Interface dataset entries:
Content starts

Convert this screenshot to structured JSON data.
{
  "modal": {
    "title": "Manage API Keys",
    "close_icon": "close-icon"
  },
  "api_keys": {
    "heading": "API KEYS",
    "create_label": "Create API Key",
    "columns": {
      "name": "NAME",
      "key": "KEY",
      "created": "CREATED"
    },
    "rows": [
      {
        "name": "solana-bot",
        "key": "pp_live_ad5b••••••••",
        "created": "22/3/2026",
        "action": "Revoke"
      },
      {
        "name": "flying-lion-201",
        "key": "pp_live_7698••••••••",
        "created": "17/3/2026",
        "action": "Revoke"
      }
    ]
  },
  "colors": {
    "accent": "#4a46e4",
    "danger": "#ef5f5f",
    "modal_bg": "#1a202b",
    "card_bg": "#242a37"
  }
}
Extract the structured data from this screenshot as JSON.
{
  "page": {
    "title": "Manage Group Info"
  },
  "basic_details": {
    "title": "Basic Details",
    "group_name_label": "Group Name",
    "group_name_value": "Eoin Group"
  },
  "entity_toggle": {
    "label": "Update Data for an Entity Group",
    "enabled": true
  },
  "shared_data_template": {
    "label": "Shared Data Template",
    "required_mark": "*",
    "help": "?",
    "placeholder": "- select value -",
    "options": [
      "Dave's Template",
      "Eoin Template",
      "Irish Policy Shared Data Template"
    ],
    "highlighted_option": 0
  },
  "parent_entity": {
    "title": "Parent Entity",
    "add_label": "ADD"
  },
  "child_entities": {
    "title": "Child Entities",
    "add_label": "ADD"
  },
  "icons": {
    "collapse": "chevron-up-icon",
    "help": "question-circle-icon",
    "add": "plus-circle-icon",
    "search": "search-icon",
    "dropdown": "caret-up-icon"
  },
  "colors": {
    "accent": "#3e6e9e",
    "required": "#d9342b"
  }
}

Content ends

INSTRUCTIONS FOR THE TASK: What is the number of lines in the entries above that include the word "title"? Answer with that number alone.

YOUR RESPONSE: 5